Each entry below must appear in the output exactly as written.

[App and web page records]
------------
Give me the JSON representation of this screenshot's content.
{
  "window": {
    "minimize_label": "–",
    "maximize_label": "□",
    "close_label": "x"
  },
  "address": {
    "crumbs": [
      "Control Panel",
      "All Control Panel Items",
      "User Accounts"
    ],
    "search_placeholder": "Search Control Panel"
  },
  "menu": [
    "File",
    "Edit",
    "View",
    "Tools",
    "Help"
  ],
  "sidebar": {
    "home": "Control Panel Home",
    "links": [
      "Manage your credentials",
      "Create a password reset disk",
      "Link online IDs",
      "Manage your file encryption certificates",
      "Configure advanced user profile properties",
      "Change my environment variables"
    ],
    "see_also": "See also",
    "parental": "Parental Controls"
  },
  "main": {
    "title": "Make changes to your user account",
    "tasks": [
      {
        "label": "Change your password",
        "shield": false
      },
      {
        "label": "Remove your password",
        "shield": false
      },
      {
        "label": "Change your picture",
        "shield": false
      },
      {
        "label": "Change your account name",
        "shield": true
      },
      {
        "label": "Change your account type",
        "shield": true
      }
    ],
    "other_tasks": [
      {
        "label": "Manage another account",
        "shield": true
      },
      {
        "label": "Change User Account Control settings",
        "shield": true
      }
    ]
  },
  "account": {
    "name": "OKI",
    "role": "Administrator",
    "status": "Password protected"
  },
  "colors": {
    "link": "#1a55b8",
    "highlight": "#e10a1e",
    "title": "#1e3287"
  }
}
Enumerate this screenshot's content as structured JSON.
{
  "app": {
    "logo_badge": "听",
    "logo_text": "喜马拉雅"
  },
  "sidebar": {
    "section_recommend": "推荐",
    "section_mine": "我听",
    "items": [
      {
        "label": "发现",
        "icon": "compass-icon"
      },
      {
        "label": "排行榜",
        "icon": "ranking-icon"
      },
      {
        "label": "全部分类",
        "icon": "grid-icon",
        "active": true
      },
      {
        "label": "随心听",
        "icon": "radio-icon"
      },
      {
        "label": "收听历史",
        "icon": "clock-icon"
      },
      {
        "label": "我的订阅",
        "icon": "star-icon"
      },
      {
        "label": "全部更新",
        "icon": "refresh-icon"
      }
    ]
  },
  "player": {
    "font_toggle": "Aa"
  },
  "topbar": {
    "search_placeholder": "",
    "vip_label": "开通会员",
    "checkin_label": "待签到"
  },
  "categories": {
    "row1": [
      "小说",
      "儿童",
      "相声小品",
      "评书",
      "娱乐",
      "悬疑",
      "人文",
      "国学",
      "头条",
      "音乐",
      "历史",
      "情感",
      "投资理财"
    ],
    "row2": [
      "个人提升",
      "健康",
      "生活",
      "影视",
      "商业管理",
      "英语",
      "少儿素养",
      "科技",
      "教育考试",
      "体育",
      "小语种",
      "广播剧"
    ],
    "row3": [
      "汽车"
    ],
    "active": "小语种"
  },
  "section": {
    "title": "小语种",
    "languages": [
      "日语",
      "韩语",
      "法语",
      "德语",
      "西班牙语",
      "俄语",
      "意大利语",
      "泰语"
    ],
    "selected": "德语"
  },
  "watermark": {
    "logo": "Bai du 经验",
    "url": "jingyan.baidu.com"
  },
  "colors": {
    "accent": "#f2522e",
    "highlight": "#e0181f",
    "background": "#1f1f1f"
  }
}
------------
■ **TASK RESPONSE**
Give me the JSON representation of this screenshot's content.
{
  "window": {
    "minimize_label": "–",
    "maximize_label": "□",
    "close_label": "x"
  },
  "address": {
    "crumbs": [
      "Control Panel",
      "All Control Panel Items",
      "User Accounts"
    ],
    "search_placeholder": "Search Control Panel"
  },
  "menu": [
    "File",
    "Edit",
    "View",
    "Tools",
    "Help"
  ],
  "sidebar": {
    "home": "Control Panel Home",
    "links": [
      "Manage your credentials",
      "Create a password reset disk",
      "Link online IDs",
      "Manage your file encryption certificates",
      "Configure advanced user profile properties",
      "Change my environment variables"
    ],
    "see_also": "See also",
    "parental": "Parental Controls"
  },
  "main": {
    "title": "Make changes to your user account",
    "tasks": [
      {
        "label": "Change your password",
        "shield": false
      },
      {
        "label": "Remove your password",
        "shield": false
      },
      {
        "label": "Change your picture",
        "shield": false
      },
      {
        "label": "Change your account name",
        "shield": true
      },
      {
        "label": "Change your account type",
        "shield": true
      }
    ],
    "other_tasks": [
      {
        "label": "Manage another account",
        "shield": true
      },
      {
        "label": "Change User Account Control settings",
        "shield": true
      }
    ]
  },
  "account": {
    "name": "OKI",
    "role": "Administrator",
    "status": "Password protected"
  },
  "colors": {
    "link": "#1a55b8",
    "highlight": "#e10a1e",
    "title": "#1e3287"
  }
}
Enumerate this screenshot's content as structured JSON.
{
  "app": {
    "logo_badge": "听",
    "logo_text": "喜马拉雅"
  },
  "sidebar": {
    "section_recommend": "推荐",
    "section_mine": "我听",
    "items": [
      {
        "label": "发现",
        "icon": "compass-icon"
      },
      {
        "label": "排行榜",
        "icon": "ranking-icon"
      },
      {
        "label": "全部分类",
        "icon": "grid-icon",
        "active": true
      },
      {
        "label": "随心听",
        "icon": "radio-icon"
      },
      {
        "label": "收听历史",
        "icon": "clock-icon"
      },
      {
        "label": "我的订阅",
        "icon": "star-icon"
      },
      {
        "label": "全部更新",
        "icon": "refresh-icon"
      }
    ]
  },
  "player": {
    "font_toggle": "Aa"
  },
  "topbar": {
    "search_placeholder": "",
    "vip_label": "开通会员",
    "checkin_label": "待签到"
  },
  "categories": {
    "row1": [
      "小说",
      "儿童",
      "相声小品",
      "评书",
      "娱乐",
      "悬疑",
      "人文",
      "国学",
      "头条",
      "音乐",
      "历史",
      "情感",
      "投资理财"
    ],
    "row2": [
      "个人提升",
      "健康",
      "生活",
      "影视",
      "商业管理",
      "英语",
      "少儿素养",
      "科技",
      "教育考试",
      "体育",
      "小语种",
      "广播剧"
    ],
    "row3": [
      "汽车"
    ],
    "active": "小语种"
  },
  "section": {
    "title": "小语种",
    "languages": [
      "日语",
      "韩语",
      "法语",
      "德语",
      "西班牙语",
      "俄语",
      "意大利语",
      "泰语"
    ],
    "selected": "德语"
  },
  "watermark": {
    "logo": "Bai du 经验",
    "url": "jingyan.baidu.com"
  },
  "colors": {
    "accent": "#f2522e",
    "highlight": "#e0181f",
    "background": "#1f1f1f"
  }
}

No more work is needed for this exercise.